Now we’ll show you how to complete and motorise the Dobsonian equatorial platform.
We have documented our build with downloadable photographs available from the link at the top of this article so you can replicate the parts, but because your choice of drive motor and power supply could differ according to circumstances and availability you may have to adapt the design a little to suit your kit.
Our spreadsheet calculator (also at the link) once again comes to the rescue when it comes to working out gear ratios so all you need to do is input your values and experiment with the numbers until the ratios match your needs.
Use the spreadsheet calculator in the downloadable materials to select appropriate gears.
If your gearbox motor turns at 10rpm or slower, you will probably only need a worm and wheel.
The wheel turns the output shaft, which drives the north segment.
Make a gearbox using offcuts of the aluminium angle.
Mark and drill holes accurately so shafts turn freely and without any play.
Use M3 screws and nuts to hold it all together.
A small output gear on the outside will drive the segment.
Use a strip of modelling clay and the output gear to create a profile for the rack.
Put a taller strip of wood either side and fill the gap with hot glue.
Once this has cooled, you can wash out the clay to reveal a plastic rack.
The gearbox is fixed to a short arm.
The arm pivots on a piece of angled bracket, which is screwed to a raised plywood support so that the drive gear can mesh with the rack when engaged.
This is a bit fiddly, so spend time refining the position.
Mark around the bearings and arm support to draw a suitable shape for the base.
Cut this out with a jigsaw.
Make three jacking screws from M8 coach bolts with captive nuts pressed into holes in the underside of the base.
Paint to match the platform.
Assemble all the parts and check to see everything is moving freely and the gears are engaging.

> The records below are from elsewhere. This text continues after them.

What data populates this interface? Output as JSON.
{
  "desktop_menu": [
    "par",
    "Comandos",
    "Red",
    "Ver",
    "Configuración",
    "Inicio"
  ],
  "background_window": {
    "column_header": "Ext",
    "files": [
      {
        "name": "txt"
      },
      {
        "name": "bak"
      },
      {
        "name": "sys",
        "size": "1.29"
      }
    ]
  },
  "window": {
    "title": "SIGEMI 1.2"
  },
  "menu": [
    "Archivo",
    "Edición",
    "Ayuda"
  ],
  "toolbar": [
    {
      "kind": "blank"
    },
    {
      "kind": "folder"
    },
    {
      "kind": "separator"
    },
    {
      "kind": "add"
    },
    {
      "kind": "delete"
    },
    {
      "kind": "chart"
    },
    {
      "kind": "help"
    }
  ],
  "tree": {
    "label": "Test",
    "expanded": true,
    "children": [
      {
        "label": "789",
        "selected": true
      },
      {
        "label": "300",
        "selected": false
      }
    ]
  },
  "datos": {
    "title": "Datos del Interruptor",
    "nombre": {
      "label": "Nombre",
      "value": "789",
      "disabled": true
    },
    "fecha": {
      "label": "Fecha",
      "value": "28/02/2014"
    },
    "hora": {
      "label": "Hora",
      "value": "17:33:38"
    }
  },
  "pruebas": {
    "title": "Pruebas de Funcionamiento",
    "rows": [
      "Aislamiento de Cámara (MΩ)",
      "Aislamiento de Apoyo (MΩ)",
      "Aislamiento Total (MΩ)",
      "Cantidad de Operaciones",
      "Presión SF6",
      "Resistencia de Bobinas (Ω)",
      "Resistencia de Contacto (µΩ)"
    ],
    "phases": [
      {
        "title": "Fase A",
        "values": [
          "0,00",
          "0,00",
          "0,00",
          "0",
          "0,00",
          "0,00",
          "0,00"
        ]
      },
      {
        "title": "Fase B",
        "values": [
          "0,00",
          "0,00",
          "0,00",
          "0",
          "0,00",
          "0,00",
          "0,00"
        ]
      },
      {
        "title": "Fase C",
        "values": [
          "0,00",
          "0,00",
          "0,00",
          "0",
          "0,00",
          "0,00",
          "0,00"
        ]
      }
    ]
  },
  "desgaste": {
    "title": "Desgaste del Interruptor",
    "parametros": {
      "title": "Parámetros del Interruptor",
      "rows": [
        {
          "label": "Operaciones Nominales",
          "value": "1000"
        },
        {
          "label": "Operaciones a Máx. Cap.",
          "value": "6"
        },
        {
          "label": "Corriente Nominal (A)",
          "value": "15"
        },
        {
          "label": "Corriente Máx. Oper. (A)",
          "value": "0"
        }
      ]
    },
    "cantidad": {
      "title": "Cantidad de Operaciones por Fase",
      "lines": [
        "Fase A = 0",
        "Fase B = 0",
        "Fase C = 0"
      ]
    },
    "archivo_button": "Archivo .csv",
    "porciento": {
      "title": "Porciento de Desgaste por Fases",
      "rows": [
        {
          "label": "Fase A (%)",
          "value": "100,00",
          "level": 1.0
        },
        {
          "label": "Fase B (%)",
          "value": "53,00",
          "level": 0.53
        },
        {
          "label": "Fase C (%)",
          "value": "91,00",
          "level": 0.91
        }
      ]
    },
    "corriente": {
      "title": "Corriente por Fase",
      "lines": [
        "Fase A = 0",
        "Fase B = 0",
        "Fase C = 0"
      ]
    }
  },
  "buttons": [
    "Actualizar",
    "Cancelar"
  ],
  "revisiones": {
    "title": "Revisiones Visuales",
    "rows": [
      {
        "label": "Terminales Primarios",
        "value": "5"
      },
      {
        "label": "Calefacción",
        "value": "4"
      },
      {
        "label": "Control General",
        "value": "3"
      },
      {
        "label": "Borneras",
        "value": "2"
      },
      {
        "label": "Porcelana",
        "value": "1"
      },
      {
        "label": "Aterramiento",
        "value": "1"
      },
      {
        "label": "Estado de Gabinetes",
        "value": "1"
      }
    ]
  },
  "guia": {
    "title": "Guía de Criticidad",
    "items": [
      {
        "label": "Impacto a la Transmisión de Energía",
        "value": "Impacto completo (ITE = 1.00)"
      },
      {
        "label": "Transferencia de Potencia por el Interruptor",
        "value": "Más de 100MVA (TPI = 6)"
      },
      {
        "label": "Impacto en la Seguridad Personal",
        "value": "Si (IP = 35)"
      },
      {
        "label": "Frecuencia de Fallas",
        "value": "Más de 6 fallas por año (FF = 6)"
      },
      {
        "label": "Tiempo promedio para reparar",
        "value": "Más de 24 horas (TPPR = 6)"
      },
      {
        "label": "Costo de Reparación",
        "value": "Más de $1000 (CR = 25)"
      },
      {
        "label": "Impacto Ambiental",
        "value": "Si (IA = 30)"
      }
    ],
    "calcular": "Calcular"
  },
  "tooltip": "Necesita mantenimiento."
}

Solder wires to the motor terminals and connect to the controller, which should be protected in a suitable case.
Connect the power.
Mark Parrish is a consummate craftsman. See more of his work at buttondesign.co.uk